What to work on: The data below is to be repeated in full, exactly as shown.

Data supplied:
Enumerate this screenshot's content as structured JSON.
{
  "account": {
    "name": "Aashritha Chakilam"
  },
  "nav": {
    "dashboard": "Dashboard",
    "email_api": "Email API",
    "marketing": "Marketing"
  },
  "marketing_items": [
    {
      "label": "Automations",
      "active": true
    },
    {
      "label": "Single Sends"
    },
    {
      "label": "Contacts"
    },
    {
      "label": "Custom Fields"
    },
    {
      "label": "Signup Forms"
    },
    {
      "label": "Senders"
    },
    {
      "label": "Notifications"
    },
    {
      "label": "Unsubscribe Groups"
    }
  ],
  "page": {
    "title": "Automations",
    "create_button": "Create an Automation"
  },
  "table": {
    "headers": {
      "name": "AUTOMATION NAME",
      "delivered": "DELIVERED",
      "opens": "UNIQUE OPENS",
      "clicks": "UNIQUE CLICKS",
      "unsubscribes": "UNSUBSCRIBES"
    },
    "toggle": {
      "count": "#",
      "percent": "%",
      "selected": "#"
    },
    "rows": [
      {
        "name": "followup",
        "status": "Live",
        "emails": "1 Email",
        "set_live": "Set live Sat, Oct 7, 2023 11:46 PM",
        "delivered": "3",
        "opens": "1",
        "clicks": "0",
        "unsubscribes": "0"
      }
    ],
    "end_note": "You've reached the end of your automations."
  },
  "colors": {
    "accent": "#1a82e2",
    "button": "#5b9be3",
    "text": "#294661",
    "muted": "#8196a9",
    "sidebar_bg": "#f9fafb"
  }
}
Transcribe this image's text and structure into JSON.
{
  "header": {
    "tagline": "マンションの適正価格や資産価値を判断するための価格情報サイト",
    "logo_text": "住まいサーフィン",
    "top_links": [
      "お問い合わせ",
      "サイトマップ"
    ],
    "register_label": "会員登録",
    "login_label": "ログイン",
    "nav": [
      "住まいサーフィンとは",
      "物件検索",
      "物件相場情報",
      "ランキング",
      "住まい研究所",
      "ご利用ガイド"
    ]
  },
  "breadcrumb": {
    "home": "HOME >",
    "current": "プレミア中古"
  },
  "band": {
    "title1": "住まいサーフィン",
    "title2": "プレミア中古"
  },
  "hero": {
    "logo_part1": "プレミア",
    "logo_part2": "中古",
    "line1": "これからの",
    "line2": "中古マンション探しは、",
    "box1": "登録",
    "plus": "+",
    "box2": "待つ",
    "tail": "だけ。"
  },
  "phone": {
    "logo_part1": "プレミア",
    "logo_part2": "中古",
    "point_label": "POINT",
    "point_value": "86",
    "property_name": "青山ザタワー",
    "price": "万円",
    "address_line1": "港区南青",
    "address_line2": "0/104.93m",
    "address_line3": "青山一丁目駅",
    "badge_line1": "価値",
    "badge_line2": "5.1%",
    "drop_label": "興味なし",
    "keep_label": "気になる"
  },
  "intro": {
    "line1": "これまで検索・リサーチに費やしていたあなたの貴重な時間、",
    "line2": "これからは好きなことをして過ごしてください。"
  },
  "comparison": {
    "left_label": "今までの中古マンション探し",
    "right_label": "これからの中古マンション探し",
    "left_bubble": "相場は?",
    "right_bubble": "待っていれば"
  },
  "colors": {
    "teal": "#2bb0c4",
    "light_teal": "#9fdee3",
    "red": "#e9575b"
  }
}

Task solution:
Enumerate this screenshot's content as structured JSON.
{
  "account": {
    "name": "Aashritha Chakilam"
  },
  "nav": {
    "dashboard": "Dashboard",
    "email_api": "Email API",
    "marketing": "Marketing"
  },
  "marketing_items": [
    {
      "label": "Automations",
      "active": true
    },
    {
      "label": "Single Sends"
    },
    {
      "label": "Contacts"
    },
    {
      "label": "Custom Fields"
    },
    {
      "label": "Signup Forms"
    },
    {
      "label": "Senders"
    },
    {
      "label": "Notifications"
    },
    {
      "label": "Unsubscribe Groups"
    }
  ],
  "page": {
    "title": "Automations",
    "create_button": "Create an Automation"
  },
  "table": {
    "headers": {
      "name": "AUTOMATION NAME",
      "delivered": "DELIVERED",
      "opens": "UNIQUE OPENS",
      "clicks": "UNIQUE CLICKS",
      "unsubscribes": "UNSUBSCRIBES"
    },
    "toggle": {
      "count": "#",
      "percent": "%",
      "selected": "#"
    },
    "rows": [
      {
        "name": "followup",
        "status": "Live",
        "emails": "1 Email",
        "set_live": "Set live Sat, Oct 7, 2023 11:46 PM",
        "delivered": "3",
        "opens": "1",
        "clicks": "0",
        "unsubscribes": "0"
      }
    ],
    "end_note": "You've reached the end of your automations."
  },
  "colors": {
    "accent": "#1a82e2",
    "button": "#5b9be3",
    "text": "#294661",
    "muted": "#8196a9",
    "sidebar_bg": "#f9fafb"
  }
}
Transcribe this image's text and structure into JSON.
{
  "header": {
    "tagline": "マンションの適正価格や資産価値を判断するための価格情報サイト",
    "logo_text": "住まいサーフィン",
    "top_links": [
      "お問い合わせ",
      "サイトマップ"
    ],
    "register_label": "会員登録",
    "login_label": "ログイン",
    "nav": [
      "住まいサーフィンとは",
      "物件検索",
      "物件相場情報",
      "ランキング",
      "住まい研究所",
      "ご利用ガイド"
    ]
  },
  "breadcrumb": {
    "home": "HOME >",
    "current": "プレミア中古"
  },
  "band": {
    "title1": "住まいサーフィン",
    "title2": "プレミア中古"
  },
  "hero": {
    "logo_part1": "プレミア",
    "logo_part2": "中古",
    "line1": "これからの",
    "line2": "中古マンション探しは、",
    "box1": "登録",
    "plus": "+",
    "box2": "待つ",
    "tail": "だけ。"
  },
  "phone": {
    "logo_part1": "プレミア",
    "logo_part2": "中古",
    "point_label": "POINT",
    "point_value": "86",
    "property_name": "青山ザタワー",
    "price": "万円",
    "address_line1": "港区南青",
    "address_line2": "0/104.93m",
    "address_line3": "青山一丁目駅",
    "badge_line1": "価値",
    "badge_line2": "5.1%",
    "drop_label": "興味なし",
    "keep_label": "気になる"
  },
  "intro": {
    "line1": "これまで検索・リサーチに費やしていたあなたの貴重な時間、",
    "line2": "これからは好きなことをして過ごしてください。"
  },
  "comparison": {
    "left_label": "今までの中古マンション探し",
    "right_label": "これからの中古マンション探し",
    "left_bubble": "相場は?",
    "right_bubble": "待っていれば"
  },
  "colors": {
    "teal": "#2bb0c4",
    "light_teal": "#9fdee3",
    "red": "#e9575b"
  }
}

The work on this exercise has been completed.